There was more to the letter, and it was pretty much a rambling. I was glad to leave my employment there—or should I say, I was glad to no longer work for Dick, continually trying to figure out what he wanted from me. The target was always moving. I had a boss who didn’t respect the work of Human Resources. In the past, I had always been part of a team that worked together to build our business with our employees. But not with Dick.
I sent Dennis a text message and told him that Dick had indeed fired me. I also told Dennis that if he didn’t want to see me again, I would understand. He called me and asked why I said that. Dennis was a retired CEO of a railroad (haha—a railroad—hear the train coming?), and I figured that he would think I must have done something really terrible to be fired. He said he would like to continue seeing me, and he knew a lot of dumb CEOs! As you know, the rest is history!
It was tough being let go a year before retirement age. It was tough being let go and not being able to leave on my own, telling coworkers goodbye and having closure. I was also president of our local HR association in St. Louis, and I was afraid they would lose respect for me. I was wrong about that also. They were most supportive.
It took a long time to get through the feelings of being let go. There was no closure. I was in a career that I loved dearly. Even today I can fall into HR-speak quite easily. I have done a few consulting jobs since then, but decided I no longer wanted to do that. I loved what I did. I was good at what I did, and Dick cannot take that away from me.
What I really didn’t see coming was a train on the other track. When, BAM, I was hit by the freight train of firing by Dick, a train was coming down the other track with with Dennis as the engineer, and he swooped me off the track and into his train!
Over the years Dennis has said he wanted to call Dick and thank him. Thank him? For what? My sweet husband would smile at me and tell me that had I been working like I had been, we probably wouldn’t be together today, because he was looking for someone to spend time with, to travel with, and to just enjoy retirement.

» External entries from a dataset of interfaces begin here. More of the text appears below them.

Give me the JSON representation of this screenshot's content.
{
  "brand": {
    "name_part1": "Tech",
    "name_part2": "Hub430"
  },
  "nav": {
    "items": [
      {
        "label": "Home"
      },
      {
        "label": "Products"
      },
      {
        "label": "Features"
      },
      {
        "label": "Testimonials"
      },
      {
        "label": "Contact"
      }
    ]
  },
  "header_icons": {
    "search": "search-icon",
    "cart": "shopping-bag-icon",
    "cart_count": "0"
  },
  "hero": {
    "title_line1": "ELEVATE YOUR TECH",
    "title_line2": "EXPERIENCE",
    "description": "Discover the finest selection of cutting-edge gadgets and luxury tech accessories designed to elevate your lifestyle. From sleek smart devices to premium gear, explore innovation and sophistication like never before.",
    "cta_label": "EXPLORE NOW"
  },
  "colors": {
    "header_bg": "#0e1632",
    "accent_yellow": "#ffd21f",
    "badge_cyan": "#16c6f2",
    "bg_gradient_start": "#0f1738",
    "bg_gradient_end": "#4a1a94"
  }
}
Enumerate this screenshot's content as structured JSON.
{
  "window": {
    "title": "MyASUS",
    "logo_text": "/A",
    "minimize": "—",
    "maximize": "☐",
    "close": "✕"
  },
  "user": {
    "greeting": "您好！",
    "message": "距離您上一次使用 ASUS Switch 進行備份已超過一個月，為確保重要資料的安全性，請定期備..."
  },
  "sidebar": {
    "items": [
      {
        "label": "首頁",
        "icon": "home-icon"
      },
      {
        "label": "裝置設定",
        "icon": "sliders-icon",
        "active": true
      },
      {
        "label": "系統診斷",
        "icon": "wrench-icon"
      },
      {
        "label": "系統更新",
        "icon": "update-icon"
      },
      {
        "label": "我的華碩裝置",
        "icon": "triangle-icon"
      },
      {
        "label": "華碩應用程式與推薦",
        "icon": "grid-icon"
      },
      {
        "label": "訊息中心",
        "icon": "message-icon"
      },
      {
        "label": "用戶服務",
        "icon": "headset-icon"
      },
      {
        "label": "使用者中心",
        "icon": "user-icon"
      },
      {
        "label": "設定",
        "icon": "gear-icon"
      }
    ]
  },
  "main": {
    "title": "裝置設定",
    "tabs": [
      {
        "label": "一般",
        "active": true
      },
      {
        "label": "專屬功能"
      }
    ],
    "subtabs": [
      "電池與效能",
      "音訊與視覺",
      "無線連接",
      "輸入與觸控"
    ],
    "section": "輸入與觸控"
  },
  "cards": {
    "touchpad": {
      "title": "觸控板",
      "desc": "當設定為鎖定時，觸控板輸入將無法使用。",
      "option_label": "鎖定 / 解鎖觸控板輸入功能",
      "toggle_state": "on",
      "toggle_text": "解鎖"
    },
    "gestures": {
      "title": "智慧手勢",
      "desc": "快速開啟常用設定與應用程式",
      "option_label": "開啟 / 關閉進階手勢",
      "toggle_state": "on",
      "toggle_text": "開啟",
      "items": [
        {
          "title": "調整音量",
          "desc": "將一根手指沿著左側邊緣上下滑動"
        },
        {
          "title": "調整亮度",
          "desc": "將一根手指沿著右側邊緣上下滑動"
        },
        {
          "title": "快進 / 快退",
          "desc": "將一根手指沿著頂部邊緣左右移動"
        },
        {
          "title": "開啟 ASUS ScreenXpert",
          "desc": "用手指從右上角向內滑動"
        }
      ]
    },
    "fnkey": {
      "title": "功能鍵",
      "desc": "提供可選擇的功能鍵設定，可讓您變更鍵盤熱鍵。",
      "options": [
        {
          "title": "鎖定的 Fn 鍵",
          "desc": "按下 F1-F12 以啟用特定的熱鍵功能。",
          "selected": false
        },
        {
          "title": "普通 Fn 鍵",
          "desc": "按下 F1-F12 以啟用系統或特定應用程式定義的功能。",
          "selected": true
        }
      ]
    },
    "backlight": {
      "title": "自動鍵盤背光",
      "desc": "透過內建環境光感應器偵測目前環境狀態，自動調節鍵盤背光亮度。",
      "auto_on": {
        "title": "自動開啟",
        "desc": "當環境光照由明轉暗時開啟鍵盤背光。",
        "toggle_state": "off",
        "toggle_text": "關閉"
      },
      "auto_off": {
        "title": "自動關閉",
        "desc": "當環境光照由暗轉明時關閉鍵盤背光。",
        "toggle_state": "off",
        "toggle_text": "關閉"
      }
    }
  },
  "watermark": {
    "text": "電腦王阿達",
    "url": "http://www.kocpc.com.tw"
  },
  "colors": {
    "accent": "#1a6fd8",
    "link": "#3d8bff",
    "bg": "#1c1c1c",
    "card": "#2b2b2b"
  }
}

Because of what happened to me, I became eligible to apply for the job of wife! Sometimes I don’t understand hardships I am going through until later when I look back. I can now see how God allowed this to be so that I could have a wonderful retirement with a wonderful man.
I wrote in a earlier blog about the struggle I had when I thought I searching for that new position to get off the track with the freight train charging toward me. Go to the post dated March 1, 2018 to read. But, God said, “No.” Thank you, Lord, for knowing what was going to give me the next new and wonderful life.
I have not shared this with the general public since this happened in late November 2012. This weekend I was with a former colleague from my HR professional group, and her friend, who is still in her HR career. My friend brought up my termination from Dick. She actually thought his name was Dick, and we laughed when I corrected her, because she thought he was deserving of such a name. I realized I was able to talk about what happened almost eight years ago without being sad or angry. It just was what it was, and I have a beautiful life to live today.
It is time to celebrate that I am just where I am supposed to be today!